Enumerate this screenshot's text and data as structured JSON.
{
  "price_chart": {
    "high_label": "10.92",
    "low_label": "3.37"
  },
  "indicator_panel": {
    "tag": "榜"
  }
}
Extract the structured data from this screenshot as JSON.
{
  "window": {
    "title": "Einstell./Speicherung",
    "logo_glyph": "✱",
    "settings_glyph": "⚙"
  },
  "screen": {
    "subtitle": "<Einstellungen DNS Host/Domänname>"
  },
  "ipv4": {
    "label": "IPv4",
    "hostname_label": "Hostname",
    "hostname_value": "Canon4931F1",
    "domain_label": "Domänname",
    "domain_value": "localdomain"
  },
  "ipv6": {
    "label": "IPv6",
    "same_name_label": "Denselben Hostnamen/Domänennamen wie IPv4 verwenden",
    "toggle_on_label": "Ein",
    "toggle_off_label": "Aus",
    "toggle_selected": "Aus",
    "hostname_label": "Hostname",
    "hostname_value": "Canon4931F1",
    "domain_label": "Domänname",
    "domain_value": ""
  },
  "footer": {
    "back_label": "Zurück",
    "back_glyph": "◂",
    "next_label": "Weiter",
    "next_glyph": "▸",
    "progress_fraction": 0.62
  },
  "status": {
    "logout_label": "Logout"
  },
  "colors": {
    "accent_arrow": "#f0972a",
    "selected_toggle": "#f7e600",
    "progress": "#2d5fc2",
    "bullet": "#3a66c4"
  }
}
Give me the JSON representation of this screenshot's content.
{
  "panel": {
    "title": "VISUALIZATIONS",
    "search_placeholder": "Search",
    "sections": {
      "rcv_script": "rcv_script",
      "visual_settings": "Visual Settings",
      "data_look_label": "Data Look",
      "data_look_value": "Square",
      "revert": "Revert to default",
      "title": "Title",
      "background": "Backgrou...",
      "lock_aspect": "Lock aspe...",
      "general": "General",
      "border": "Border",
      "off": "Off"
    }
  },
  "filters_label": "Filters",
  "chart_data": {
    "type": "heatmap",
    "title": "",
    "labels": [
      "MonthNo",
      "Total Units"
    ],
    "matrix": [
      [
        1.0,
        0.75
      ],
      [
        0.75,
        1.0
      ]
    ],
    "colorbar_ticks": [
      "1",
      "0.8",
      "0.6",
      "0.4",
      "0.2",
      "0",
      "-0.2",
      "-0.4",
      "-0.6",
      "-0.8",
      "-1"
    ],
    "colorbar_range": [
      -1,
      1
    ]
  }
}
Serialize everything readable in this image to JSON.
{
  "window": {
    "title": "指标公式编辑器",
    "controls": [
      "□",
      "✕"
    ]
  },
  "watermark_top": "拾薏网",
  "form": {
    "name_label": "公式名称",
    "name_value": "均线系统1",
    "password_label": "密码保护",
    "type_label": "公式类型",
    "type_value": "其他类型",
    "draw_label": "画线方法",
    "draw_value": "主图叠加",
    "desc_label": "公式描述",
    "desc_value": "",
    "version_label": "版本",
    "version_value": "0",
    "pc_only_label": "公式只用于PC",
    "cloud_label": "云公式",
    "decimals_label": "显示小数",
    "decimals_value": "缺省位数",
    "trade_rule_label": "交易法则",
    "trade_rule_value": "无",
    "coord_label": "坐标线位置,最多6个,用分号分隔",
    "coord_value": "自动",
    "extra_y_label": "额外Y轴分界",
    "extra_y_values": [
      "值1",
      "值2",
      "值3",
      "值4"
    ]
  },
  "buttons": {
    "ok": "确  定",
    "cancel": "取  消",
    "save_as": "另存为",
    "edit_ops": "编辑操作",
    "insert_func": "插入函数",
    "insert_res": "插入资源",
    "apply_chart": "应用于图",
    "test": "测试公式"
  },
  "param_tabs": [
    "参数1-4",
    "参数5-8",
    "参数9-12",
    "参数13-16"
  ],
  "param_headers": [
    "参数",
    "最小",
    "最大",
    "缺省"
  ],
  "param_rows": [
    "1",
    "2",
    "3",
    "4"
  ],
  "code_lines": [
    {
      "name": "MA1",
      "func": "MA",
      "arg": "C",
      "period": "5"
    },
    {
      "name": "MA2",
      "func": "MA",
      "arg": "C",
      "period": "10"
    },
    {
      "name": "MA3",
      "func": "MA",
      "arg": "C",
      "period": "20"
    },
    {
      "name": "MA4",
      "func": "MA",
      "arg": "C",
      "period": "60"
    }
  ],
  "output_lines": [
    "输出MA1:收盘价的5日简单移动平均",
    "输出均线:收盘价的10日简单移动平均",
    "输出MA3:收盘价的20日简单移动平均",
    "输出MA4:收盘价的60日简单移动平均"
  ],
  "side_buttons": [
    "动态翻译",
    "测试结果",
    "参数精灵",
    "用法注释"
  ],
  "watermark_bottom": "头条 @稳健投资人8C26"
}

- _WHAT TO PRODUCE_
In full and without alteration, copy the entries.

- _EXERCISE RESPONSE_
Enumerate this screenshot's text and data as structured JSON.
{
  "price_chart": {
    "high_label": "10.92",
    "low_label": "3.37"
  },
  "indicator_panel": {
    "tag": "榜"
  }
}
Extract the structured data from this screenshot as JSON.
{
  "window": {
    "title": "Einstell./Speicherung",
    "logo_glyph": "✱",
    "settings_glyph": "⚙"
  },
  "screen": {
    "subtitle": "<Einstellungen DNS Host/Domänname>"
  },
  "ipv4": {
    "label": "IPv4",
    "hostname_label": "Hostname",
    "hostname_value": "Canon4931F1",
    "domain_label": "Domänname",
    "domain_value": "localdomain"
  },
  "ipv6": {
    "label": "IPv6",
    "same_name_label": "Denselben Hostnamen/Domänennamen wie IPv4 verwenden",
    "toggle_on_label": "Ein",
    "toggle_off_label": "Aus",
    "toggle_selected": "Aus",
    "hostname_label": "Hostname",
    "hostname_value": "Canon4931F1",
    "domain_label": "Domänname",
    "domain_value": ""
  },
  "footer": {
    "back_label": "Zurück",
    "back_glyph": "◂",
    "next_label": "Weiter",
    "next_glyph": "▸",
    "progress_fraction": 0.62
  },
  "status": {
    "logout_label": "Logout"
  },
  "colors": {
    "accent_arrow": "#f0972a",
    "selected_toggle": "#f7e600",
    "progress": "#2d5fc2",
    "bullet": "#3a66c4"
  }
}
Give me the JSON representation of this screenshot's content.
{
  "panel": {
    "title": "VISUALIZATIONS",
    "search_placeholder": "Search",
    "sections": {
      "rcv_script": "rcv_script",
      "visual_settings": "Visual Settings",
      "data_look_label": "Data Look",
      "data_look_value": "Square",
      "revert": "Revert to default",
      "title": "Title",
      "background": "Backgrou...",
      "lock_aspect": "Lock aspe...",
      "general": "General",
      "border": "Border",
      "off": "Off"
    }
  },
  "filters_label": "Filters",
  "chart_data": {
    "type": "heatmap",
    "title": "",
    "labels": [
      "MonthNo",
      "Total Units"
    ],
    "matrix": [
      [
        1.0,
        0.75
      ],
      [
        0.75,
        1.0
      ]
    ],
    "colorbar_ticks": [
      "1",
      "0.8",
      "0.6",
      "0.4",
      "0.2",
      "0",
      "-0.2",
      "-0.4",
      "-0.6",
      "-0.8",
      "-1"
    ],
    "colorbar_range": [
      -1,
      1
    ]
  }
}
Serialize everything readable in this image to JSON.
{
  "window": {
    "title": "指标公式编辑器",
    "controls": [
      "□",
      "✕"
    ]
  },
  "watermark_top": "拾薏网",
  "form": {
    "name_label": "公式名称",
    "name_value": "均线系统1",
    "password_label": "密码保护",
    "type_label": "公式类型",
    "type_value": "其他类型",
    "draw_label": "画线方法",
    "draw_value": "主图叠加",
    "desc_label": "公式描述",
    "desc_value": "",
    "version_label": "版本",
    "version_value": "0",
    "pc_only_label": "公式只用于PC",
    "cloud_label": "云公式",
    "decimals_label": "显示小数",
    "decimals_value": "缺省位数",
    "trade_rule_label": "交易法则",
    "trade_rule_value": "无",
    "coord_label": "坐标线位置,最多6个,用分号分隔",
    "coord_value": "自动",
    "extra_y_label": "额外Y轴分界",
    "extra_y_values": [
      "值1",
      "值2",
      "值3",
      "值4"
    ]
  },
  "buttons": {
    "ok": "确  定",
    "cancel": "取  消",
    "save_as": "另存为",
    "edit_ops": "编辑操作",
    "insert_func": "插入函数",
    "insert_res": "插入资源",
    "apply_chart": "应用于图",
    "test": "测试公式"
  },
  "param_tabs": [
    "参数1-4",
    "参数5-8",
    "参数9-12",
    "参数13-16"
  ],
  "param_headers": [
    "参数",
    "最小",
    "最大",
    "缺省"
  ],
  "param_rows": [
    "1",
    "2",
    "3",
    "4"
  ],
  "code_lines": [
    {
      "name": "MA1",
      "func": "MA",
      "arg": "C",
      "period": "5"
    },
    {
      "name": "MA2",
      "func": "MA",
      "arg": "C",
      "period": "10"
    },
    {
      "name": "MA3",
      "func": "MA",
      "arg": "C",
      "period": "20"
    },
    {
      "name": "MA4",
      "func": "MA",
      "arg": "C",
      "period": "60"
    }
  ],
  "output_lines": [
    "输出MA1:收盘价的5日简单移动平均",
    "输出均线:收盘价的10日简单移动平均",
    "输出MA3:收盘价的20日简单移动平均",
    "输出MA4:收盘价的60日简单移动平均"
  ],
  "side_buttons": [
    "动态翻译",
    "测试结果",
    "参数精灵",
    "用法注释"
  ],
  "watermark_bottom": "头条 @稳健投资人8C26"
}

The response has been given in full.